Scotland's eCare has been recognised at an international awards ceremony on good practice in data protection. On Tuesday, 11 December, the Data Protection Agency of the Region of Madrid awarded the eCare framework one of two “special mention” awards. The aim of the annual prize is to expand the awareness of best practices in data protection by government bodies across Europe.
I'm really pleased to see the authors of eCare recognized. They have created a system for sharing health information that concretely embodies the kind of thinking set out in the Laws of Identity.
A Scottish Executive publication describes eCare this way:
The system is designed with a central multi-agency eCare store in a ‘demilitarised’ zone (hanging off NHS net), which links to the multiple back office legacy systems operating locally in the partner agencies. This means that each locality will have its own locally defined and unique approach.
All data shared is subject to consent by the client. The system users are authenticated through their local systems, and are only entitled to view the data of their clients. Clients can change their consent status, and as soon as this is logged on the local system the records cannot be viewed by the partner practitioners.
Benefits that the programme will deliver
The direct benefit to the citizen will be through improved experience of care. Single Shared Assessment, through electronic information sharing, will reduce the volume of questions repeatedly asked by professionals, as data will only have to be collected from the client once, then shared through the technology.
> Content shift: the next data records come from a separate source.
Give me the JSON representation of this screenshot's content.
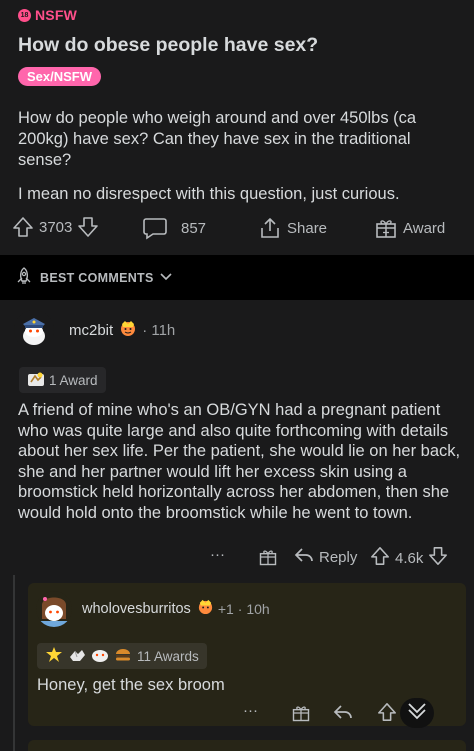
{
  "post": {
    "nsfw_label": "NSFW",
    "nsfw_badge": "18",
    "title": "How do obese people have sex?",
    "flair": "Sex/NSFW",
    "body_paragraphs": [
      "How do people who weigh around and over 450lbs (ca 200kg) have sex? Can they have sex in the traditional sense?",
      "I mean no disrespect with this question, just curious."
    ],
    "votes": "3703",
    "comments": "857",
    "share_label": "Share",
    "award_label": "Award"
  },
  "sort": {
    "label": "BEST COMMENTS"
  },
  "comment": {
    "username": "mc2bit",
    "time": "· 11h",
    "award_chip": "1 Award",
    "body": "A friend of mine who's an OB/GYN had a pregnant patient who was quite large and also quite forthcoming with details about her sex life. Per the patient, she would lie on her back, she and her partner would lift her excess skin using a broomstick held horizontally across her abdomen, then she would hold onto the broomstick while he went to town.",
    "more": "···",
    "reply_label": "Reply",
    "votes": "4.6k"
  },
  "reply": {
    "username": "wholovesburritos",
    "plus": "+1",
    "time": "· 10h",
    "awards_label": "11 Awards",
    "body": "Honey, get the sex broom",
    "more": "···"
  },
  "colors": {
    "background": "#000000",
    "card": "#1a1a1b",
    "nsfw": "#ff4f8b",
    "flair": "#ff66ac",
    "highlight": "#272517"
  }
}
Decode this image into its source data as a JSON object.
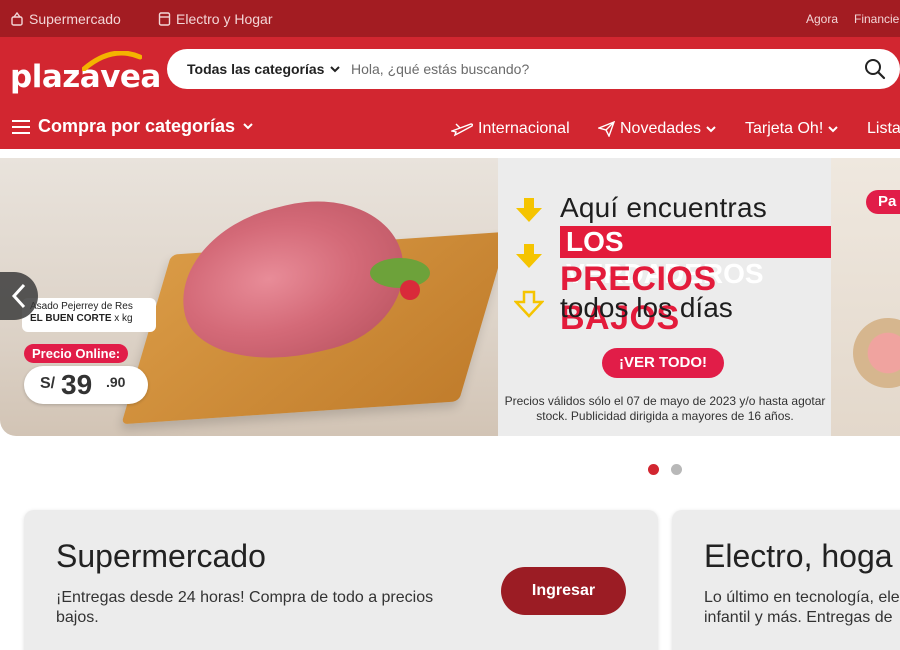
{
  "topbar": {
    "supermercado": "Supermercado",
    "electro": "Electro y Hogar",
    "agora": "Agora",
    "financiera": "Financie"
  },
  "header": {
    "logo": "plazavea",
    "search_category": "Todas las categorías",
    "search_placeholder": "Hola, ¿qué estás buscando?",
    "nav": {
      "categories": "Compra por categorías",
      "internacional": "Internacional",
      "novedades": "Novedades",
      "tarjeta": "Tarjeta Oh!",
      "lista": "Lista"
    }
  },
  "banner": {
    "product_name": "Asado Pejerrey de Res",
    "product_brand": "EL BUEN CORTE",
    "product_unit": "x kg",
    "price_label": "Precio Online:",
    "price_currency": "S/",
    "price_integer": "39",
    "price_decimal": ".90",
    "promo_line1": "Aquí encuentras",
    "promo_line2": "LOS VERDADEROS",
    "promo_line3": "PRECIOS BAJOS",
    "promo_line4": "todos los días",
    "cta": "¡VER TODO!",
    "legal": "Precios válidos sólo el 07 de mayo de 2023 y/o hasta agotar stock. Publicidad dirigida a mayores de 16 años.",
    "right_badge": "Pa",
    "slides": 2,
    "active_slide": 1
  },
  "cards": [
    {
      "title": "Supermercado",
      "desc": "¡Entregas desde 24 horas! Compra de todo a precios bajos.",
      "button": "Ingresar"
    },
    {
      "title": "Electro, hoga",
      "desc": "Lo último en tecnología, ele infantil y más. Entregas de"
    }
  ],
  "colors": {
    "brand_red": "#d22630",
    "topbar_red": "#a31c22",
    "promo_red": "#e31b3b",
    "logo_yellow": "#f4b400"
  }
}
The Children's Services stream will focus on the delivery of an electronic Personal Care Record, an Integrated Children’s Services Record, and a Single Assessment Framework for sharing, to benefit both Scotland’s children, and care practitioners. Across the streams’ care groups, practitioners will save time, because core data will be shared, rather than gathered by multiple agencies. This will reduce the possibility of duplicated or inappropriate care. A more holistic picture of the client will be created, which will help to ensure services that more accurately meet peoples needs.
The principal deliverables of the Learning Disability stream are the development of integrated local service records, which will help planning across a range of services, and the piloting of a national anonymised database, which will enable the Scottish Executive to monitor implementation of ‘The same as you?’ initiative.
Ken Macdonald, Assistant Commissioner (Information Commissioner’s Office, which provided a note of support for the eCare application) has commented:
It is wonderful to see UK expertise in data protection being officially recognised in Europe for the second year running. Recent events have highlighted the need to comply with the principles of the Data Protection Act and I am delighted to see the eCare Framework and the Scottish Government setting such a fine example to others not just in the UK but throughout Europe.
I hope the work is published more broadly. From seeing presentations on the system, it partitions information for safety. It employs encrypted data, not simply network encryption. It favors local administration, and leaves information control close to those responsible for it. It puts information sharing under the control of the data subjects. It consistently enforces “need to know” as well as user consent prior to information release. In fact it strikes me as being everything you would expect from a system built after wide consultation with citizens and thought leaders – as happened in this case. And not surprisingly with such a quality project, it uses innovative new technologies and approaches to achieve its goals.